Task requirements » Using the data below, copy every line that contains the word "Nevena".

Given data »
# # # # # # #

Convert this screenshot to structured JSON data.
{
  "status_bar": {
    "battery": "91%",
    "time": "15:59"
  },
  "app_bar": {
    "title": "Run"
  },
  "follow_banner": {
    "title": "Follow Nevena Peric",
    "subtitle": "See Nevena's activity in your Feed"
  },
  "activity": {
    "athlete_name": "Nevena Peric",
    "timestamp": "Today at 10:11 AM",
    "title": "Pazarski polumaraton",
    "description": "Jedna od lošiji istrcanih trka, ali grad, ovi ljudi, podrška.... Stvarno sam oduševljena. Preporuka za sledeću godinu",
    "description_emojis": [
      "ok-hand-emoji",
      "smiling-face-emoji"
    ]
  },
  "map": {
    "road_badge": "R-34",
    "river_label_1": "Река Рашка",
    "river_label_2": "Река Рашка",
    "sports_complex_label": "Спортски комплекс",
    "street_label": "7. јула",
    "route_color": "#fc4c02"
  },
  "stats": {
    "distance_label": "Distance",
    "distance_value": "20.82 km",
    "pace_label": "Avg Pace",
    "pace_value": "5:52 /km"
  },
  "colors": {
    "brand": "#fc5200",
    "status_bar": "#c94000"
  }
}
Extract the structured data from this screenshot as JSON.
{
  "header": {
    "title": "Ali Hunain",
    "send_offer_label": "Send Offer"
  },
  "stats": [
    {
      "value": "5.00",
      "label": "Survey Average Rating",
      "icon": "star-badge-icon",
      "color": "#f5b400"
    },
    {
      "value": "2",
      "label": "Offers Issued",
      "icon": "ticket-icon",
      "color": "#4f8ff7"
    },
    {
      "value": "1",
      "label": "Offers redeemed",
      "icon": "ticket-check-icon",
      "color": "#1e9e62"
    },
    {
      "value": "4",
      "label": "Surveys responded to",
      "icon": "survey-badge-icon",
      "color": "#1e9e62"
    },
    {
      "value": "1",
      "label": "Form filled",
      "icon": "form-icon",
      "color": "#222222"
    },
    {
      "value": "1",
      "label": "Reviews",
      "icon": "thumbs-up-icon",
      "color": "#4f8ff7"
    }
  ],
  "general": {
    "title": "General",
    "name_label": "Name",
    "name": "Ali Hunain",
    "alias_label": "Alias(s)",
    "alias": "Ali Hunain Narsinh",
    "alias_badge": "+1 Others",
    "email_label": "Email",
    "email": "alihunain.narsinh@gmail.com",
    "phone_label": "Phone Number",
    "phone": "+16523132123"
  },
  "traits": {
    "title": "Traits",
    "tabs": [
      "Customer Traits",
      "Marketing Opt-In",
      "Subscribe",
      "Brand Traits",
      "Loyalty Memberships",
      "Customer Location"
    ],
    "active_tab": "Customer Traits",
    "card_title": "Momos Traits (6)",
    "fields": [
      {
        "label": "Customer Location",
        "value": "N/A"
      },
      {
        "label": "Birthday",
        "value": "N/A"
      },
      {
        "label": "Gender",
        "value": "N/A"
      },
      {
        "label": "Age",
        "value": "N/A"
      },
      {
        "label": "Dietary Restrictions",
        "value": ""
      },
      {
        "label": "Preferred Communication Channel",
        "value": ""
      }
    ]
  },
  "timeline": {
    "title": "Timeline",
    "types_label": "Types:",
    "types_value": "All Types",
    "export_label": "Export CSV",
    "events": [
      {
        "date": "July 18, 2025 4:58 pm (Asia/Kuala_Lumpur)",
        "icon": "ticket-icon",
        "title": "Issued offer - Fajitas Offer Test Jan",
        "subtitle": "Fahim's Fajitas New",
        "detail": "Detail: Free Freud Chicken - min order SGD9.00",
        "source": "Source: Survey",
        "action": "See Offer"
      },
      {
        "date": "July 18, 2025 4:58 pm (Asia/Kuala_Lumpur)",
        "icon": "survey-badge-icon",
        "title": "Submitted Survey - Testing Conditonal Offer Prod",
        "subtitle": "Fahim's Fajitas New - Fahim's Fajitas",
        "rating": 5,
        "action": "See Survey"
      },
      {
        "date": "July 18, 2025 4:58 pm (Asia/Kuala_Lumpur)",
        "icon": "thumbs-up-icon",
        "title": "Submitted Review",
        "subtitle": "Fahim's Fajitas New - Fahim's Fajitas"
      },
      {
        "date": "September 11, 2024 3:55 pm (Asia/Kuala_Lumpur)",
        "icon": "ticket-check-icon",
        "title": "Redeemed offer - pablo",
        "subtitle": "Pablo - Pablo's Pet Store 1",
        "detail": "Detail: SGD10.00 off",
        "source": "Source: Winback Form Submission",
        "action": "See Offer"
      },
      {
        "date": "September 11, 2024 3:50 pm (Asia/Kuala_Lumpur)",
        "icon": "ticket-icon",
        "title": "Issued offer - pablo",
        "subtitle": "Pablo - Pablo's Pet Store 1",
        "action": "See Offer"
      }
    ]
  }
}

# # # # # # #

Answer section »
    "title": "Follow Nevena Peric",
    "subtitle": "See Nevena's activity in your Feed"
    "athlete_name": "Nevena Peric",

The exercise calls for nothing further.